OldBeads beads and jewelry dating from antiquity to the present and specializing in the tribal My pages of ethnic and ethnographic beads and jewelry are an expression of my passions I have become a passionate investigator of the hand made, whether from thousands of years in the past, or from artisans of today One of the rewards of owning ancient Roman beads, an Egyptian amulet, 19th Century African trade beads, a Yemeni silver bracelet, a Precolumbian stone pendant from the Americas or ancient stone beads from Irian Jaya is the knowledge that the same thing that you hold in your hand was worn and held important by a chain of owners extending back to its original manufacture.
The respect and admiration for the art and history of the piece exists within the new owner. Eye beads were used to ward off evil spirits, amulets protected the wearer from harm, charms and mementos and talismans had a very special, very important personal and mystic function for the owner that becomes infused into each piece and transformed by the modern owner into something personal of their own. Instead of languishing in insulated museum cases, it is wonderful to see these things loved, cherished, touched and brought back to life again.

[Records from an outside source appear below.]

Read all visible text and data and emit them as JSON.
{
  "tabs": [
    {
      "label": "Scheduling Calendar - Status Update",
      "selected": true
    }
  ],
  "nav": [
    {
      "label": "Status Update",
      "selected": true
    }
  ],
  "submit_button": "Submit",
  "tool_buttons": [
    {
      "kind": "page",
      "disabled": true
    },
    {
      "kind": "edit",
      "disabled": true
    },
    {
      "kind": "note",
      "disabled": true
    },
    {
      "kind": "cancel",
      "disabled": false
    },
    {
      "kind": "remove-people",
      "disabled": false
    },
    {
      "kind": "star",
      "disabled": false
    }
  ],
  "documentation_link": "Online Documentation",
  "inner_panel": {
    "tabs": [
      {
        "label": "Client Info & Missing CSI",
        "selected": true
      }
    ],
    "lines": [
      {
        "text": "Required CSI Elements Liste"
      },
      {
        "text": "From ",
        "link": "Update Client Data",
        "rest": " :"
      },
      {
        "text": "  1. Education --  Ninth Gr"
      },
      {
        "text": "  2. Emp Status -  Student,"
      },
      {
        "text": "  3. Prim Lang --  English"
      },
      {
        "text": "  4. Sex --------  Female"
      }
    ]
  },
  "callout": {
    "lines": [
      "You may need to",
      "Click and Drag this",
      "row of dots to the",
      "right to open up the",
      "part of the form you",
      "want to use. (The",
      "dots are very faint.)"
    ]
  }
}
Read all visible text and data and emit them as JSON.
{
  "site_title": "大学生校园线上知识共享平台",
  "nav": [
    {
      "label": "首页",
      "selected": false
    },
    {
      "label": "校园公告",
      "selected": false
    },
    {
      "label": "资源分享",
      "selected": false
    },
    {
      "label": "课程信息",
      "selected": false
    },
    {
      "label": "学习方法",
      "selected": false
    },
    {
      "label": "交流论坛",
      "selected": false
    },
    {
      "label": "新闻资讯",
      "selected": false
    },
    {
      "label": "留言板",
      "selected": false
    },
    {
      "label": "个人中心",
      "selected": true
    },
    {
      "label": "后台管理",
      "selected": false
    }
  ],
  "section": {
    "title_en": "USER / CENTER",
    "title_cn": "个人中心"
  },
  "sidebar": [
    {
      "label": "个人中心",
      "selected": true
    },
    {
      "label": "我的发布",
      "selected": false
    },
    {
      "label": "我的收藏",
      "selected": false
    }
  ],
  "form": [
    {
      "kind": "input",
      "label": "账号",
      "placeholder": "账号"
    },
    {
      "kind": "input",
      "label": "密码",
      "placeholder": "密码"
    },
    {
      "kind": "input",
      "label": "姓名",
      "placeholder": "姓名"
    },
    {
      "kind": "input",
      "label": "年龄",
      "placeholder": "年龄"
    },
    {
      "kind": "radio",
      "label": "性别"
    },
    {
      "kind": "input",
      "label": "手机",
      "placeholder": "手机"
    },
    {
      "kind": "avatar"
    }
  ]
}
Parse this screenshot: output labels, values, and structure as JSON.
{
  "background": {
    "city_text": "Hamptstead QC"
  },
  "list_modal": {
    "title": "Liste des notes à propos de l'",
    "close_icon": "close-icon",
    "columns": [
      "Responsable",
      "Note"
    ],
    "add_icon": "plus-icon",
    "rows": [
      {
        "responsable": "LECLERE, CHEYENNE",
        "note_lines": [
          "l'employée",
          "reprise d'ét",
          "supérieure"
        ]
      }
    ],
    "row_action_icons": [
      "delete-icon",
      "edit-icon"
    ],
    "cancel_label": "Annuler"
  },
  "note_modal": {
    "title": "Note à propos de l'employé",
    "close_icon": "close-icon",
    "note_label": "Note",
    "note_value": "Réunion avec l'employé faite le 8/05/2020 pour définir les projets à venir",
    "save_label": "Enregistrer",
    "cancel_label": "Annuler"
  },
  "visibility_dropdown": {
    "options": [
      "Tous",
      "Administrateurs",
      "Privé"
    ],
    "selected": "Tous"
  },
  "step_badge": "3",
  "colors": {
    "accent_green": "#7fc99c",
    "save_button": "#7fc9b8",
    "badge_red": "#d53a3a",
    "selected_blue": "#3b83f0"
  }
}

If you are interested in personal embellishment and adornment, in ethnic and ethnographic jewelry, in ancient lives and past arts, then please continue and browse through some of my pages. I hope that the tour intrigues you This is my virtual bead store, and like any proud proprietor, I am here to answer any and all of your questions that I can, so please look through my pages and stop in to have a conversation if you like You can contact me at the email address: